Don't pay too much for an apartment. It gets really frustrating when all the cheap places
you find are either disgusting or horribly small or already taken, but keep trying! I ended
up regretting my decision to pay more for a nicer place. Get up early in the morning to go
apartment hunting--you may have more luck.
Live with Spaniards! If you live with other Americans, you will eventually give in and start
speaking English. All the time. Besides, there are way too many other opportunities to
speak English. Be relentless about speaking Spanish. That's the only way you'll improve.
Be as outgoing as possible. You might feel inferior because you aren't fluent in Spanish.
Try to get over that initial intimidation right away and speak up! Not only will you improve
you Spanish, but you will also make more friends and have a more meaningful immersion
There is so much to see and do in the city. I would definitely advocate investing in a
guidebook before arriving. It is much more interesting to see things you have a
background on, and it will help you narrow down which places/things you are really
interested in seeing. My favorite places in Madrid: the Reina Sofia (modern art museum),
the Prado (art museum), El Paseo del Prado (walkway near the museum - absolutely
beautiful in the spring!), Parque Retiro (check out the drummers on Sunday evenings),
Templo de Debod (Egyptian temple) and the Teleferico (at Parque del Oeste). Try to
frequent a cafe or panaderia (bakery) in your neighborhood - it will really help you to feel
Pickpocketing is a huge issue, especially on the Metro and in tourist areas. If you decide
to use a wallet, it should go in your front pocket at all times. I stopped two pickpocketers
while there by using a hidden money belt. It looked stupid every time I had to pay for
something, but at the end of the trip I never lost anything.
Don't get too attached to the Metro. Depending upon where you live, you can sometimes
forego the expensive monthly Metro pass and walk almost everywhere.
If you want to earn a little extra cash while abroad, teaching English is a great option. You
may want to bring along a good English grammar or ESL instruction handbook if you plan

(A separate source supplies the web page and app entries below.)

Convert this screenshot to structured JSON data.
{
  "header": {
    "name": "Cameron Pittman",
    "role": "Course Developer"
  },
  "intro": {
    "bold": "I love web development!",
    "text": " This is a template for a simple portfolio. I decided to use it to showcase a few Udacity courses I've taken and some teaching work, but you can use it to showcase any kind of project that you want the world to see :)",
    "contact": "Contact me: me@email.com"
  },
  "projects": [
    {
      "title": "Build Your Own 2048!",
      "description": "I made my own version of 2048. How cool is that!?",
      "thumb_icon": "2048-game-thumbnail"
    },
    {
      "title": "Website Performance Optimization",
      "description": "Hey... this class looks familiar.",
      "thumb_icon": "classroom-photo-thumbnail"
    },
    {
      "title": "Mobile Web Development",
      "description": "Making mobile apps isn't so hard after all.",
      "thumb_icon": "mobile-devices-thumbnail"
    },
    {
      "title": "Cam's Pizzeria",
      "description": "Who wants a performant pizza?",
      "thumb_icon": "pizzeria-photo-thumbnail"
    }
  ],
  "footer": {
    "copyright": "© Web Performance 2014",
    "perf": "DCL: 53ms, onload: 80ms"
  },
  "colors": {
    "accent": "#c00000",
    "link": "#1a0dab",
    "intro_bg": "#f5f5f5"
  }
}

to teach at all - it can be challenging to find good resources while in Madrid.
The dollar is really weak now so its been getting more and more expensive to live in
Make friends with Spaniards who can take you to places you wouldn’t find on your own.
I volunteered with Solidarios and it was one of the most meaningful things I did all year. It
really helped me feel like I was a part of the Madrid community and I learned a lot about
things that most tourists don't see. I'm still in contact with the friends I made through
volunteering. If you do volunteer, though, be sure to be consistent. Sometimes foreign
exchange students have reputations for quitting after a short period of time.